It’s impossible to visit all of Petra in a single day, but we do our best, hoofing it back down the 900 steps to make our way across the valley to another complex of tombs. Amazingly, no slaves built this place—the Nabateans didn’t trust them with their secrets. Instead, the work was done by master craftsmen who carved the fantastical structures from the top down (yes, they had to be accomplished rock climbers, too). We rush to take it all in. An amphitheater, conduits for water carved high into the stone, tombs everywhere. Camels. Donkeys.
And then finally, we round a corner, and there’s the Treasury, the tomb of Indiana Jones fame. It’s tucked into a Y-shaped canyon intersection protected by sheer 200-foot-tall walls. The facade is carved into rock so tall, so intricate, so beautiful, so perfect that I gasp. It’s at once familiar from movies and photos and entirely new. It’s taller than I expected. The Treasury, so called for a legend that it holds great riches, began as a queen’s tomb, and took 15 years to construct. Shuayb offers a detailed archeological lesson, but I absorb little.

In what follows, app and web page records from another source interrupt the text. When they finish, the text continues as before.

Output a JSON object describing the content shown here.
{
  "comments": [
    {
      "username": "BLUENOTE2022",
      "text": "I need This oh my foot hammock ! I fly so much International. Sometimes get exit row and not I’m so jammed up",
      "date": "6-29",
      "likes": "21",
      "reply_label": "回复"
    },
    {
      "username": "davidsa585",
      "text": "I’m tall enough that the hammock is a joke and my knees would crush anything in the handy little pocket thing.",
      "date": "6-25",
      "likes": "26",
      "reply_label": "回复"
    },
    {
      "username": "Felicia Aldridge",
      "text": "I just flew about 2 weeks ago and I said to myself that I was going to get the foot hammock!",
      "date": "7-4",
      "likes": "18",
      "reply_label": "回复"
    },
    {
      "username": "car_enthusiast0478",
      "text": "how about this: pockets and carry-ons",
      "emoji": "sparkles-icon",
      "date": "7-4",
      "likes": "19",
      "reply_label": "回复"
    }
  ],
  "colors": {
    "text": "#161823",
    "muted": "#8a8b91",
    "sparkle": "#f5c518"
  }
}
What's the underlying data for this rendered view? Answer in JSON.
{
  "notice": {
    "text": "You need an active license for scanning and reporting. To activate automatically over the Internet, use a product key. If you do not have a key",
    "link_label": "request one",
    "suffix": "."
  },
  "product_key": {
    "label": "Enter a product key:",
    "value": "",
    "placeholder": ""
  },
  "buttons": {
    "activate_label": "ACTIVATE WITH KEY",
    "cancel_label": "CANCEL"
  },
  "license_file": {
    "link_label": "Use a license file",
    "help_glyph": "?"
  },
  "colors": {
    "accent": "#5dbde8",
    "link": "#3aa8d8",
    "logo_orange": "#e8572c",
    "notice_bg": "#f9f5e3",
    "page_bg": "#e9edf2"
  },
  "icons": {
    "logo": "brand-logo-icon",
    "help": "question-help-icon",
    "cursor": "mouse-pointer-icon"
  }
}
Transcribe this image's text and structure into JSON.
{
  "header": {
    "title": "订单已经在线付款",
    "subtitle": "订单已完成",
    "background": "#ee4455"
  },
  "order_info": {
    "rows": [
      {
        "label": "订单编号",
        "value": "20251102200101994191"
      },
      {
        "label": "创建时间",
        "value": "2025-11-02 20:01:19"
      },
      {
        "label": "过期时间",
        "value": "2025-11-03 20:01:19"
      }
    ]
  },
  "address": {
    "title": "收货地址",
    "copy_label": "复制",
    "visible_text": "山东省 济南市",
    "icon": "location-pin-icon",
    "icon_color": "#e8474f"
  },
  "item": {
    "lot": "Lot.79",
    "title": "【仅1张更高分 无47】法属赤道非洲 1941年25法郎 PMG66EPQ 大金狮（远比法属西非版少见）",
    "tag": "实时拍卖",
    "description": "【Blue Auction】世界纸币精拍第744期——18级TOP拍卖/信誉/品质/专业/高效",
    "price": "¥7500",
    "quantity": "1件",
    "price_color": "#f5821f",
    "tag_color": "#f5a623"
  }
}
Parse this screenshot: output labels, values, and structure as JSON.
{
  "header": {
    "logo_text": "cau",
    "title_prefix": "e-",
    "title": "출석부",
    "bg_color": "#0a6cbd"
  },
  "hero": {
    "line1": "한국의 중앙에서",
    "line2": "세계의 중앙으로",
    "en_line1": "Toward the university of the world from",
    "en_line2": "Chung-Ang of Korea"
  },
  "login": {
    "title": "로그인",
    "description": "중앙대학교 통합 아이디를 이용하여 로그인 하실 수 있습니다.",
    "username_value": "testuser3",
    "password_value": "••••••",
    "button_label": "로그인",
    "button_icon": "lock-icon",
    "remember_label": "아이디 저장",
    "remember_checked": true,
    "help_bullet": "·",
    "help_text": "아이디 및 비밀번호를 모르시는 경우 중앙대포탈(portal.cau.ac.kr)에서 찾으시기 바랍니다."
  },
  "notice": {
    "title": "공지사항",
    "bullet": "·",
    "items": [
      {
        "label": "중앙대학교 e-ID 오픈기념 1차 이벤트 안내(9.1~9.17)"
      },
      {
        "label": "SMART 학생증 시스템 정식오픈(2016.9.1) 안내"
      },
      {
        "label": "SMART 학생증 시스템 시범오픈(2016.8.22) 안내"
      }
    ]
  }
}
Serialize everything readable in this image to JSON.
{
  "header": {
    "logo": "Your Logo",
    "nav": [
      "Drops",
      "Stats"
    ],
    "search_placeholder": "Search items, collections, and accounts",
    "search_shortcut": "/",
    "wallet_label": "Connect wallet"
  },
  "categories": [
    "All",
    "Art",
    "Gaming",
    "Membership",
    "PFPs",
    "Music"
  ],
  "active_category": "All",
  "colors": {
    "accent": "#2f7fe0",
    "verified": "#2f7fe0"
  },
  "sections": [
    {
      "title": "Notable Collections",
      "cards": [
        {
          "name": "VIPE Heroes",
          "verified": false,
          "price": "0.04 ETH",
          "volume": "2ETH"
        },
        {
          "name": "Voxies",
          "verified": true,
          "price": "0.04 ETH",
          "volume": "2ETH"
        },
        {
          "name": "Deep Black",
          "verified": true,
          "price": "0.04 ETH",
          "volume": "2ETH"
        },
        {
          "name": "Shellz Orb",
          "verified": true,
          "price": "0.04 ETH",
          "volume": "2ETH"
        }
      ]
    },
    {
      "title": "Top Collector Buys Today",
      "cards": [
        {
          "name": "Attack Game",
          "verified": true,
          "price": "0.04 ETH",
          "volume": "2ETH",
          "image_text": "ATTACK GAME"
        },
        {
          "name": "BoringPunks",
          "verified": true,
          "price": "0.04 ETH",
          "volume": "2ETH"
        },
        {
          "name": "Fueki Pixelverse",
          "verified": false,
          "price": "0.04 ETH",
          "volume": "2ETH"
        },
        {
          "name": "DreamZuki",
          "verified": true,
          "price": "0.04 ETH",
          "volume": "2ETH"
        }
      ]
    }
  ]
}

I am hot and tired (we’ve logged 10 miles today), but mostly I’m just full: Full of admiration for the people, ancient and modern, who’ve mastered life in this harsh terrain. Full of wonder at how little I knew about this corner of the world. And full of joy at having discovered this place one rock, one tomb, one shepherd, and one day’s walk at a time.
Senior Editor Rachel Zurer has forgiven her world history teacher.
Safety: Sandwiched between Israel, Syria, and Iraq, Jordan is definitely in a rough neighborhood. But the country itself is a strong U.S. ally that has managed to isolate itself from the regional turmoil. Bottom line: Be smart, use common sense, and check for updates when you start planning a trip. BACKPACKER staff felt perfectly safe during our time there, and we wouldn’t hesitate to return.
Get a guide. You’ll need the routefinding help (good luck locating topo maps here), plus you’ll have an interpreter, history teacher, and ambassador to the Bedouins who live along the route. Info below.
Logistics: Camps on the trek are located near dirt roads, so a support vehicle can deliver drinking water and overnight supplies. No need to carry a heavy pack.
Local hospitality: Bedouin families live in tents and establish semi-permanent camps in the same locations year after year. If you start this trek at Feynan Ecolodge (adding 10 miles to the route), you’ll pass Bedouin camps and almost certainly be invited in for tea—and maybe olives and hummus, too.
Get there: Fly to Amman, then travel to the Feynan Ecolodge via rental car, taxi (75 JD), or bus to Qurayqura (4 JD). Spend at least a night at this delightful, nonprofit oasis (from 87 JD including gourmet meals), whose staff arranges guided hikes (supported, five-day treks: $1,550/person, prices go down as group size increases or support decreases).
Season Spring and fall for dry, mild weather
Contact ecohotels.me/feynan; visitjordan.com